Public access required when public funds coastal repairs
Hurricane Sandy brought severe destruction to New York and New Jersey – and enough devastation to Delaware that the First State is seeking disaster relief including $20 million to repair breaches in the dunes north of Primehook Beach.
Gov. Jack Markell’s request for funds to repair the breaches brought a glimmer of hope to Primehook residents who have seen their road and beach erode as saltwater pours through the breaches, taking over marshland that once protected their homes.
Over the years since the 2008 nor’easter opened the breaches, and some officials say it’s been even longer than that, flooding at Primehook has become so routine yet so severe that a recent unnamed, unheralded storm once again flooded the access road.
Back when the breaches first opened, officials were set to fill them using state equipment and personnel – until a lawsuit and an update of the comprehensive management plan for nearby Prime Hook National Wildlife Refuge intervened. The final plan update was released only last week, nearly five years after the storm. As time passes, the breaches widen; the road and large portions of the marsh flood; and repair costs soar.
More than half the population of the United States now lives within 60 miles of a coastline, including the entire population of Delaware.
Like the community of Primehook, coastal residents everywhere have seen their homes threatened, yet nationally and statewide, short-term decisions about protecting coastal homes and people lurch from storm to storm, driven less by science than by political posturing and debate.
Billions – and probably trillions – of dollars are being spent nationwide to rebuild coastal towns and communities devastated by destructive storms that scientists say are now more frequent than they used to be.

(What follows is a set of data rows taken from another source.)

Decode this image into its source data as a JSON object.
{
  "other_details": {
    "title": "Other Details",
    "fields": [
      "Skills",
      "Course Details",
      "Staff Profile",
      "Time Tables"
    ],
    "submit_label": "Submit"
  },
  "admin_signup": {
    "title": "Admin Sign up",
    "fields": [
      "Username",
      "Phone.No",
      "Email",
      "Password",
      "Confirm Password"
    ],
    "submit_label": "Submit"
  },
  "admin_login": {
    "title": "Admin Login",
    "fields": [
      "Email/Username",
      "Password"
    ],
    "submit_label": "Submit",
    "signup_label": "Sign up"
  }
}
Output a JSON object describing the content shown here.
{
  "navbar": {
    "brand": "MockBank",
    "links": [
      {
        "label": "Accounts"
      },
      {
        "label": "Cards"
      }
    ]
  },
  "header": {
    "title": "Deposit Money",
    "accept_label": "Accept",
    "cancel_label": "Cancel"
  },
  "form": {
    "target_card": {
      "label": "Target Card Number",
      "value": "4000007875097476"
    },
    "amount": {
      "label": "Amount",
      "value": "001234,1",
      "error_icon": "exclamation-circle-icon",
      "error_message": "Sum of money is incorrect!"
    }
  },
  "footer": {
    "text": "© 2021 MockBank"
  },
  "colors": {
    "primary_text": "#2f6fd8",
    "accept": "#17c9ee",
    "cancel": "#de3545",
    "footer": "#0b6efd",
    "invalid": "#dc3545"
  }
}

To reduce costs in the short term, state and local governments must have authority to take stopgap measures that will limit storm damage and future repair costs. At the same time, in the long term, coastal communities that receive state and federal assistance must commit to providing parking and public access to the restored coastline so the public can enjoy the coastline public dollars have restored.